When Pfizer announced its plan last year to merge with Botox-maker Allergan and move its headquarters to Ireland the company said the deal would lower its tax rate to about 17 percent to 18 percent, saving it about $2 billion over three years.
Pfizer is merging with the smaller Dublin-based Allergan in what is known as an “inversion,” in which U.S. companies are bought by or merge with foreign firms in order to reduce U.S. corporate tax burdens. The Pfizer-Allergan deal is the largest inversion ever and has raised angst among lawmakers.
In addition to lowering its effective tax rate from about 25 percent, Americans for Tax Fairness notes that Pfizer will gain access to $148 billion in profits it earned overseas and currently can’t bring back to the United States without taking a tax hit. Bringing the cash would have cost the firm $35 billion, according to the left-leaning advocacy group.
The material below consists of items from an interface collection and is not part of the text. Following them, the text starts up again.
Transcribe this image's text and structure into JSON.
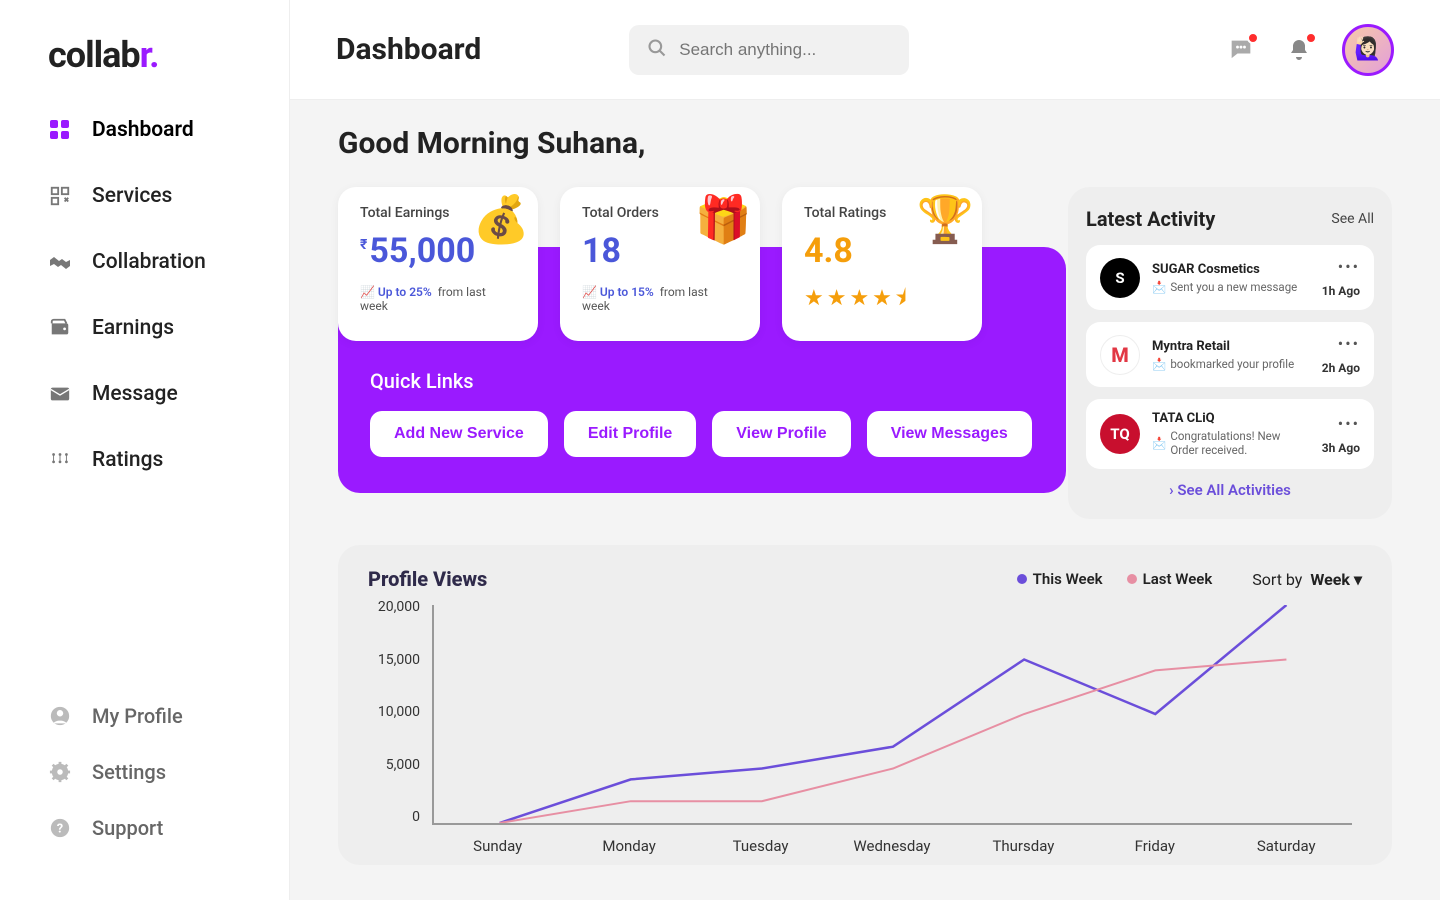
{
  "brand": {
    "name_part1": "collab",
    "name_part2": "r",
    "dot": "."
  },
  "sidebar": {
    "items": [
      {
        "label": "Dashboard",
        "active": true
      },
      {
        "label": "Services"
      },
      {
        "label": "Collabration"
      },
      {
        "label": "Earnings"
      },
      {
        "label": "Message"
      },
      {
        "label": "Ratings"
      }
    ],
    "bottom": [
      {
        "label": "My Profile"
      },
      {
        "label": "Settings"
      },
      {
        "label": "Support"
      }
    ]
  },
  "topbar": {
    "title": "Dashboard",
    "search_placeholder": "Search anything..."
  },
  "greeting": "Good Morning Suhana,",
  "stats": {
    "earnings": {
      "label": "Total Earnings",
      "currency": "₹",
      "value": "55,000",
      "trend_pct": "Up to 25%",
      "trend_text": "from last week"
    },
    "orders": {
      "label": "Total Orders",
      "value": "18",
      "trend_pct": "Up to 15%",
      "trend_text": "from last week"
    },
    "ratings": {
      "label": "Total Ratings",
      "value": "4.8",
      "stars": "★★★★⯨"
    }
  },
  "quick_links": {
    "title": "Quick Links",
    "buttons": [
      "Add New Service",
      "Edit Profile",
      "View Profile",
      "View Messages"
    ]
  },
  "activity": {
    "title": "Latest Activity",
    "see_all": "See All",
    "see_all_link": "› See All Activities",
    "items": [
      {
        "name": "SUGAR Cosmetics",
        "sub": "Sent you a new message",
        "time": "1h Ago",
        "avatar_bg": "#000",
        "avatar_txt": "S"
      },
      {
        "name": "Myntra Retail",
        "sub": "bookmarked your profile",
        "time": "2h Ago",
        "avatar_bg": "#fff",
        "avatar_txt": "M",
        "avatar_style": "myntra"
      },
      {
        "name": "TATA CLiQ",
        "sub": "Congratulations! New Order received.",
        "time": "3h Ago",
        "avatar_bg": "#c80f2e",
        "avatar_txt": "TQ"
      }
    ]
  },
  "chart": {
    "title": "Profile Views",
    "legend": {
      "this_week": "This Week",
      "last_week": "Last Week"
    },
    "sort_label": "Sort by",
    "sort_value": "Week",
    "colors": {
      "this_week": "#6b4eda",
      "last_week": "#e78fa3"
    }
  },
  "chart_data": {
    "type": "line",
    "categories": [
      "Sunday",
      "Monday",
      "Tuesday",
      "Wednesday",
      "Thursday",
      "Friday",
      "Saturday"
    ],
    "series": [
      {
        "name": "This Week",
        "values": [
          0,
          4000,
          5000,
          7000,
          15000,
          10000,
          20000
        ]
      },
      {
        "name": "Last Week",
        "values": [
          0,
          2000,
          2000,
          5000,
          10000,
          14000,
          15000
        ]
      }
    ],
    "ylabels": [
      "20,000",
      "15,000",
      "10,000",
      "5,000",
      "0"
    ],
    "ylim": [
      0,
      20000
    ],
    "xlabel": "",
    "ylabel": ""
  }
}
“We believe the Treasury Department can challenge the theft of taxpayer dollars that Pfizer is counting on under this deal,” said Frank Clemente, executive director of the group.
Pfizer said in a statement that the merger “will create a global, R&D-focused company with the ability to lead in the quest to find cures and treatments for patients with the most feared diseases and conditions of our time, such as Alzheimer’s disease Parkinson’s disease, cancer and rare genetic disorders. This transaction is not structured to move jobs out of the United States, where we conduct the majority of our research.”
Lawmakers have grown increasingly frustrated by the flood of U.S. companies moving overseas to lower their tax rate. Pfizer’s announcement was followed by one from Johnson Controls, which said last month that it would merge with Tyco and move its headquarters to Cork, Ireland. Johnson Controls said the strategy would save the new company—with a market cap of about $36 billion— about $150 million a year in taxes.
Earlier this week, two Democratic lawmakers proposed legislation meant to attack one of the chief benefits of inversions, a practice known as “earnings stripping.” In addition to lowering their tax rate, a company involved in an inversion can often offset taxes with the interest from debt payments made by its U.S. operations to its foreign parent company.
The legislation by Rep. Sander M. Levin of Michigan, the ranking Democrat on the Ways and Means Committee, and Rep. Chris Van Hollen of Maryland, the top Democrat on the Budget Committee, would make that maneuver more difficult and less profitable.
Earnings stripping “enables them to significantly lower the amount of taxes they pay in the U.S, while taking advantage of our country’s resources and strong workforce,” said Levin.
The Treasury Department, which has said it reviewing the issue of earnings stripping, “appreciates” the lawmakers leadership on the issue, an agency spokesman said. “The administration will continue to explore ways to address inversions — including potential guidance on earnings stripping — but the only way to fully solve this problem is for Congress to enact legislation that specifically addresses inversions,” he said.
When, or if, Congress will take up the issue is unclear. Most lawmakers agree the country’s 35 percent corporate tax rate, the highest in the developed world, should be lowered. But Democrats and Republicans remain split on whether to take up the issue piecemeal or through wholesale reform and there appears to be little political appetite for addressing such a complex issue during a presidential election year.
Some lawmakers say it is Treasury that can do more. “Prior Treasury guidance has not been successful in slowing inversions and no meaningful legislative response seems probable this year from Congress. We simply cannot wait, and your action can put a stop to this trend until a new Congress can act,” Rep. Lloyd Doggett (D-Tex.) and eight other lawmakers said in a letter to Treasury Secretary Jack Lew Thursday.